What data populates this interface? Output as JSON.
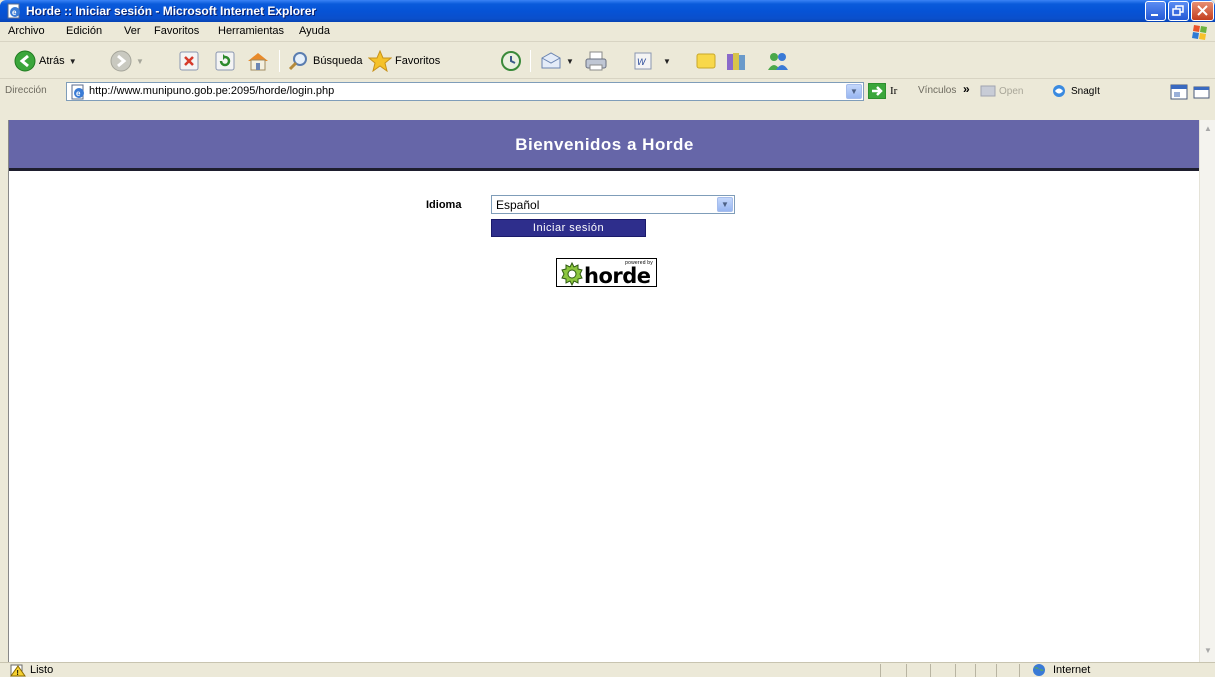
{
  "window": {
    "title": "Horde :: Iniciar sesión - Microsoft Internet Explorer"
  },
  "menu": [
    "Archivo",
    "Edición",
    "Ver",
    "Favoritos",
    "Herramientas",
    "Ayuda"
  ],
  "toolbar": {
    "back_label": "Atrás",
    "search_label": "Búsqueda",
    "favorites_label": "Favoritos"
  },
  "address_bar": {
    "label": "Dirección",
    "url": "http://www.munipuno.gob.pe:2095/horde/login.php",
    "go_label": "Ir",
    "links_label": "Vínculos",
    "open_label": "Open",
    "snagit_label": "SnagIt"
  },
  "page": {
    "heading": "Bienvenidos a Horde",
    "language_label": "Idioma",
    "language_value": "Español",
    "login_button": "Iniciar sesión",
    "logo": {
      "powered_by": "powered by",
      "wordmark": "horde"
    }
  },
  "status_bar": {
    "status": "Listo",
    "zone": "Internet"
  },
  "colors": {
    "horde_header": "#6666A8",
    "login_button": "#2E2E8C",
    "titlebar": "#0653D6"
  }
}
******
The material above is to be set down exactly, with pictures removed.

What data populates this interface? Output as JSON.
{
  "window": {
    "title": "Horde :: Iniciar sesión - Microsoft Internet Explorer"
  },
  "menu": [
    "Archivo",
    "Edición",
    "Ver",
    "Favoritos",
    "Herramientas",
    "Ayuda"
  ],
  "toolbar": {
    "back_label": "Atrás",
    "search_label": "Búsqueda",
    "favorites_label": "Favoritos"
  },
  "address_bar": {
    "label": "Dirección",
    "url": "http://www.munipuno.gob.pe:2095/horde/login.php",
    "go_label": "Ir",
    "links_label": "Vínculos",
    "open_label": "Open",
    "snagit_label": "SnagIt"
  },
  "page": {
    "heading": "Bienvenidos a Horde",
    "language_label": "Idioma",
    "language_value": "Español",
    "login_button": "Iniciar sesión",
    "logo": {
      "powered_by": "powered by",
      "wordmark": "horde"
    }
  },
  "status_bar": {
    "status": "Listo",
    "zone": "Internet"
  },
  "colors": {
    "horde_header": "#6666A8",
    "login_button": "#2E2E8C",
    "titlebar": "#0653D6"
  }
}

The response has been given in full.